DESCRIPTION OF THE TASK - When a line in the entries below contains the word "true", copy that line.

INFORMATION PROVIDED -
#####

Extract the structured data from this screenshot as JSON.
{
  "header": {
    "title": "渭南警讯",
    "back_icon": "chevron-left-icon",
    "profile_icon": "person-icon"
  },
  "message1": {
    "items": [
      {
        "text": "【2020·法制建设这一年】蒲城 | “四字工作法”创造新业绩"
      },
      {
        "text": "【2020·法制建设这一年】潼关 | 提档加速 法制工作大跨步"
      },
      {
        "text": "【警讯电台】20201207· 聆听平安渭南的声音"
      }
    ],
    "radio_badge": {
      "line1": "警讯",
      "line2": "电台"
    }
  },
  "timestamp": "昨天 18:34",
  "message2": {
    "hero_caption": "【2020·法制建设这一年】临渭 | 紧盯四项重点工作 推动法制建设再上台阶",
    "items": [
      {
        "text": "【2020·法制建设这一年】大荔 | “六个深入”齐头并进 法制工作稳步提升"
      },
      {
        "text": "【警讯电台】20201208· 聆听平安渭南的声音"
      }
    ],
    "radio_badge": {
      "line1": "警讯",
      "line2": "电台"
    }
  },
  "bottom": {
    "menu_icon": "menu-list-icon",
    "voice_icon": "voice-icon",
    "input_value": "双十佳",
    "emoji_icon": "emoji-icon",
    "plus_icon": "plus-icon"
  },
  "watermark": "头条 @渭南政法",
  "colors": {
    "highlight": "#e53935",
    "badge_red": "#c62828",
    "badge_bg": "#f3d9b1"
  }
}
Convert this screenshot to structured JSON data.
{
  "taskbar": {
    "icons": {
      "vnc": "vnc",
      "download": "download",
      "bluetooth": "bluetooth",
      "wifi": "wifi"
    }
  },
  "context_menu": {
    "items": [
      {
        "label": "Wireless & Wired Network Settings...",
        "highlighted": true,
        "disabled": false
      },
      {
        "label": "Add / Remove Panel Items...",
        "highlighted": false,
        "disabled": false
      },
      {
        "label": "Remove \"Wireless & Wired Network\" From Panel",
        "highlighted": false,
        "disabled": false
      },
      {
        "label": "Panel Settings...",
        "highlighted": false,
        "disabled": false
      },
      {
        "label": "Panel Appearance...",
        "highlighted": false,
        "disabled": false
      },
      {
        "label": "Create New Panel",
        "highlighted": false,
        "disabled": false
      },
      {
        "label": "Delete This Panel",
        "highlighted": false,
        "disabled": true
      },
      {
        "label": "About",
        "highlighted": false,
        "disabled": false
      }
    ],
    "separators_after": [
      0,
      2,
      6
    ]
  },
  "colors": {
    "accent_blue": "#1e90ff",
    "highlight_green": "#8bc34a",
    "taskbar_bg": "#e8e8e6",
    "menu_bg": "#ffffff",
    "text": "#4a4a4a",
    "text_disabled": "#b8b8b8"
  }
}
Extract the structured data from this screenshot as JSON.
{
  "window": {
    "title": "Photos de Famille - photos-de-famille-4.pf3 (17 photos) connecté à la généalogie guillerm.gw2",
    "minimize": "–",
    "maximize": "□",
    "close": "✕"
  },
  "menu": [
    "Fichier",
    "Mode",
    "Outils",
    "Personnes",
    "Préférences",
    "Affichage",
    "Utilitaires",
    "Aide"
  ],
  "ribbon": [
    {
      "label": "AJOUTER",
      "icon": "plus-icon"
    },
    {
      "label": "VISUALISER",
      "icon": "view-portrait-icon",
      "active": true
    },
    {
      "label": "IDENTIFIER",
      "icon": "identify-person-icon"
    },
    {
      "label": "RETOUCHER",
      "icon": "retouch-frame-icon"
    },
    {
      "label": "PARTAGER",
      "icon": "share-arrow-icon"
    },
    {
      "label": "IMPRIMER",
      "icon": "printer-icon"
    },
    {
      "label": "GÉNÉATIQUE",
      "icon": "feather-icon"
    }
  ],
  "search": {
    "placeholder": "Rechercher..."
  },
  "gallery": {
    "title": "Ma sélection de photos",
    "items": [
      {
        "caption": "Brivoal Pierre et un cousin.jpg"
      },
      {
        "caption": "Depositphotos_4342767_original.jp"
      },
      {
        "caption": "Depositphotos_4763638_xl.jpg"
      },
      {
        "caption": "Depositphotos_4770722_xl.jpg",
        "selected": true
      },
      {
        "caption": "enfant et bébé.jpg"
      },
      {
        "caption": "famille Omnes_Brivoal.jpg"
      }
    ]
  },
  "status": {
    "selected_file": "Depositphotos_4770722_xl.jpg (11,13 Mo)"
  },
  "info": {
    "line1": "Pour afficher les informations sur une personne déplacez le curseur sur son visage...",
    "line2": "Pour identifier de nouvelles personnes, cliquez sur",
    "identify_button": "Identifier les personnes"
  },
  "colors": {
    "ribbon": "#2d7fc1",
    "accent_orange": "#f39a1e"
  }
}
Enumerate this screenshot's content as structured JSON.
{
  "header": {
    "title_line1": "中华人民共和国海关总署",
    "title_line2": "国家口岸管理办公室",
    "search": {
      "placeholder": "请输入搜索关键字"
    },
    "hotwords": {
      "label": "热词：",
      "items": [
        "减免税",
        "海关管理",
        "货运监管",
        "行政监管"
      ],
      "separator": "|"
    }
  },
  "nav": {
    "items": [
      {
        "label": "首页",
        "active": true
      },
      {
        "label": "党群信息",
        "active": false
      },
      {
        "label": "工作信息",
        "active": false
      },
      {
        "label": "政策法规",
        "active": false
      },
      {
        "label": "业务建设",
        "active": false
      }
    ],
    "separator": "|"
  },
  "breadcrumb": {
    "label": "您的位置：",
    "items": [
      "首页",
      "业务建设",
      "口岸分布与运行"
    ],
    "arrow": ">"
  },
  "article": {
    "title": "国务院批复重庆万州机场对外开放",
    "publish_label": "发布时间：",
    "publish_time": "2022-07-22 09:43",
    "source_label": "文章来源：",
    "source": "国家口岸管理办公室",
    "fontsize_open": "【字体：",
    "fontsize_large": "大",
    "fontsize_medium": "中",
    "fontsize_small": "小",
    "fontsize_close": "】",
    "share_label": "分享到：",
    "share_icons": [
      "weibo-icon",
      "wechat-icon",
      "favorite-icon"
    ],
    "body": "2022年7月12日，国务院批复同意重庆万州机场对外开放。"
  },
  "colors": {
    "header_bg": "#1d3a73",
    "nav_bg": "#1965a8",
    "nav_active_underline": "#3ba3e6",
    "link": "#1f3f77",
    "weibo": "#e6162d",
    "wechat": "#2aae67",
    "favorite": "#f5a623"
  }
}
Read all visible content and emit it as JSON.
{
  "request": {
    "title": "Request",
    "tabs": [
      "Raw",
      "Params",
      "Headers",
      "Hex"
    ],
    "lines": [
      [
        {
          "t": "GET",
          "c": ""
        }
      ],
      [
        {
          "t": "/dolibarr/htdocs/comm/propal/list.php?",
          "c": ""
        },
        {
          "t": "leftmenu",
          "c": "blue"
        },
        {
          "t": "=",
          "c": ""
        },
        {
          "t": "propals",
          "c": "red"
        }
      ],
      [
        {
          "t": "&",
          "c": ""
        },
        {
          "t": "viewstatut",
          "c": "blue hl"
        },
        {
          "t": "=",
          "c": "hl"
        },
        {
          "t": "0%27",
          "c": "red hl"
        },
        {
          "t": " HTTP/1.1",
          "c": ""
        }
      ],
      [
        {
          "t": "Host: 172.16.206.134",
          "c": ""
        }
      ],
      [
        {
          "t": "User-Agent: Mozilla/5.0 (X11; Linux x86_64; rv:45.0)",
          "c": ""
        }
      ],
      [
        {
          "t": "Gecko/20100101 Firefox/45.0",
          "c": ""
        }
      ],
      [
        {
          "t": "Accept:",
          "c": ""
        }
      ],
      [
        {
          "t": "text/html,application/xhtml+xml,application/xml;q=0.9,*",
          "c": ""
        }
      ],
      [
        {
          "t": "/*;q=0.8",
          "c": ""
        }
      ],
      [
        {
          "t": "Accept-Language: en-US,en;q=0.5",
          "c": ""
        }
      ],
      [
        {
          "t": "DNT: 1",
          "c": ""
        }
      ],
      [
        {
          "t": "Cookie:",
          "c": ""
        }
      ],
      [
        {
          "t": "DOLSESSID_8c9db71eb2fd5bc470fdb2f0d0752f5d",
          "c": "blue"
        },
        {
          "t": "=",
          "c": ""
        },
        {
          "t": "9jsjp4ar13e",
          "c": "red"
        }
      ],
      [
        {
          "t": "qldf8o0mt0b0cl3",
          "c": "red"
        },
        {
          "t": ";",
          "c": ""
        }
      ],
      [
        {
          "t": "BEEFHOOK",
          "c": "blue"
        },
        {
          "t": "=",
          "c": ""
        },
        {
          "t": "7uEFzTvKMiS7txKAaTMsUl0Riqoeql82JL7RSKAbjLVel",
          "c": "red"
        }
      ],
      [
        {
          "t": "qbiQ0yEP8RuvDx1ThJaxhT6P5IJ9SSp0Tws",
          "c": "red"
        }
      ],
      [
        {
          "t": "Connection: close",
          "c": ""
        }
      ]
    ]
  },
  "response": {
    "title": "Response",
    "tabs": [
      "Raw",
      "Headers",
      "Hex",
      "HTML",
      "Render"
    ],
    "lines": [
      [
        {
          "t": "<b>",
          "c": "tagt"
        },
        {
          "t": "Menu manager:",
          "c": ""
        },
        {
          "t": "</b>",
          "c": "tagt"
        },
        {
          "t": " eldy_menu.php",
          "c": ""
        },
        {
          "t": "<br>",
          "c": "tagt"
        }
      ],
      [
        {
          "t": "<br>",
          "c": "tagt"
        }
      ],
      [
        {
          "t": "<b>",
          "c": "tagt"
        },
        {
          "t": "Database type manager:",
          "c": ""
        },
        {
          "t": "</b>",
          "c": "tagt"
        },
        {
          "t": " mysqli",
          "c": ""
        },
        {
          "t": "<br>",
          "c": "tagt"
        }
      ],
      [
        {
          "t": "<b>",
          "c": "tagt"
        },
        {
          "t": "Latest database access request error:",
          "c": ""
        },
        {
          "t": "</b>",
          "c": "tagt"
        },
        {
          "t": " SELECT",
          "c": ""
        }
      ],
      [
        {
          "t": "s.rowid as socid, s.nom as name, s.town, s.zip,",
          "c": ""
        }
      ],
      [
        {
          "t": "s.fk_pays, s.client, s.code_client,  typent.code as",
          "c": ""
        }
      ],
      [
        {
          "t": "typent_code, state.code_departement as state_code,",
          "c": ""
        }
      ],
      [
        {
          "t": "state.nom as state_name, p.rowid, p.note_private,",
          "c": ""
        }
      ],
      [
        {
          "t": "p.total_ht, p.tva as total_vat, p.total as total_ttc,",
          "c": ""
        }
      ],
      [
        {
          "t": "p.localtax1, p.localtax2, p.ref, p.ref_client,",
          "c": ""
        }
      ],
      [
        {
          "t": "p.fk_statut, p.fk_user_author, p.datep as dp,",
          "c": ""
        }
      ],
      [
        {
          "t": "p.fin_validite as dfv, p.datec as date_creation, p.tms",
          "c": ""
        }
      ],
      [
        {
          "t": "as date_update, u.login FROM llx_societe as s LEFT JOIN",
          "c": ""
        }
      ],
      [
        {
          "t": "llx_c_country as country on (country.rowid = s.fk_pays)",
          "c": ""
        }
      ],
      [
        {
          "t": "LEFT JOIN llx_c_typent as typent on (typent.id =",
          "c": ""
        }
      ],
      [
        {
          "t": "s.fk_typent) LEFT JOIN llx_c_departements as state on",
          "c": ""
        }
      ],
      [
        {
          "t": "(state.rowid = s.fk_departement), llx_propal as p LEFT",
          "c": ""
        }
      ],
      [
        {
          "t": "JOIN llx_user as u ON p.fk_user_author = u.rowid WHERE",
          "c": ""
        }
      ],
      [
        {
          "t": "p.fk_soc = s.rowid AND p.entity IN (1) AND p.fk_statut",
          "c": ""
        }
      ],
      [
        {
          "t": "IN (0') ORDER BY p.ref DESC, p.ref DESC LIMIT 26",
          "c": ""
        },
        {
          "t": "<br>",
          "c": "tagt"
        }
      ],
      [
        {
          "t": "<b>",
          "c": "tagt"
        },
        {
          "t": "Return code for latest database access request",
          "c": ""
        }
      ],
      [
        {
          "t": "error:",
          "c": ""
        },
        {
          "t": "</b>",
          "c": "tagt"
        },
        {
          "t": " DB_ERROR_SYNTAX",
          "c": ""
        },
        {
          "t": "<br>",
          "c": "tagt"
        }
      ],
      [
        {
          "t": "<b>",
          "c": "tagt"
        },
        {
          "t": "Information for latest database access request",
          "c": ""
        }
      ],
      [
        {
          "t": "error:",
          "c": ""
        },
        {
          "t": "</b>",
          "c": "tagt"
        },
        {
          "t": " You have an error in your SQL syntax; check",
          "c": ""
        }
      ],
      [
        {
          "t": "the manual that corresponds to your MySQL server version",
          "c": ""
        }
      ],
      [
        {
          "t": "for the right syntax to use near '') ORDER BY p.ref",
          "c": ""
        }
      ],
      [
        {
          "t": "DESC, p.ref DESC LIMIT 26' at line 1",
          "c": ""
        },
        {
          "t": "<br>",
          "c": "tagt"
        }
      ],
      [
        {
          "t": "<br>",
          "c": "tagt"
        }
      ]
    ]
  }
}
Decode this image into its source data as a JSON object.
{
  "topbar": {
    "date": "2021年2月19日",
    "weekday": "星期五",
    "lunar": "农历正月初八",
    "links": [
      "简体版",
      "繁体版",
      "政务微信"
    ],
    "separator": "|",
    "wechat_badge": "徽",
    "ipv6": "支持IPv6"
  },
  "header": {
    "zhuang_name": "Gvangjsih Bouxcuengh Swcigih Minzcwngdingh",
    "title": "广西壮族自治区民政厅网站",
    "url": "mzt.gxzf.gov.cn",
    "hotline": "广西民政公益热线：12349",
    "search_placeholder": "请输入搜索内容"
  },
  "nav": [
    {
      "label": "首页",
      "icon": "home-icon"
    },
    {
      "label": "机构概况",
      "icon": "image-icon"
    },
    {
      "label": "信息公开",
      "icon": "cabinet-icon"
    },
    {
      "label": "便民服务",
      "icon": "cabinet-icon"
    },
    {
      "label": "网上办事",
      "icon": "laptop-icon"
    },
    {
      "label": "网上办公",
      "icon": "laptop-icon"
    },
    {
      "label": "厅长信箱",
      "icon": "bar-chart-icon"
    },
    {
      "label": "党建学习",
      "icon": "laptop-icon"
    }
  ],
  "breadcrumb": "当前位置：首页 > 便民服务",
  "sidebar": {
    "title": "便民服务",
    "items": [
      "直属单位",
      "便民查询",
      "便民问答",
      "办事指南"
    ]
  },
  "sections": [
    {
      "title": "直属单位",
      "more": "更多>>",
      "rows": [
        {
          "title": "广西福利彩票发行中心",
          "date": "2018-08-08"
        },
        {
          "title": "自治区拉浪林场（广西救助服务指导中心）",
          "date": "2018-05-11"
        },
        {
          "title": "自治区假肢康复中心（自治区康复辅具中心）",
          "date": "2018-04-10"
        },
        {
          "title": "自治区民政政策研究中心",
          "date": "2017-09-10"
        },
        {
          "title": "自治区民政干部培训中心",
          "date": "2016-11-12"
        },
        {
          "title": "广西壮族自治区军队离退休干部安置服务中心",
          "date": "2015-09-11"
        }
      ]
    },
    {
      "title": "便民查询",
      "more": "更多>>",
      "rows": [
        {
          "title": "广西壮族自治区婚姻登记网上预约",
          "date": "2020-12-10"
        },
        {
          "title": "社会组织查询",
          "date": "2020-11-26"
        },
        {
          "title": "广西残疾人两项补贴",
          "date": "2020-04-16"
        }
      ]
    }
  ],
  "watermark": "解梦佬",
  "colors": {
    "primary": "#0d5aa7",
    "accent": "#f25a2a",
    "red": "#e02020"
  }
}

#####

THE COMPLETED TASK -
        "highlighted": true,
        "disabled": true
      "active": true
        "selected": true
        "active": true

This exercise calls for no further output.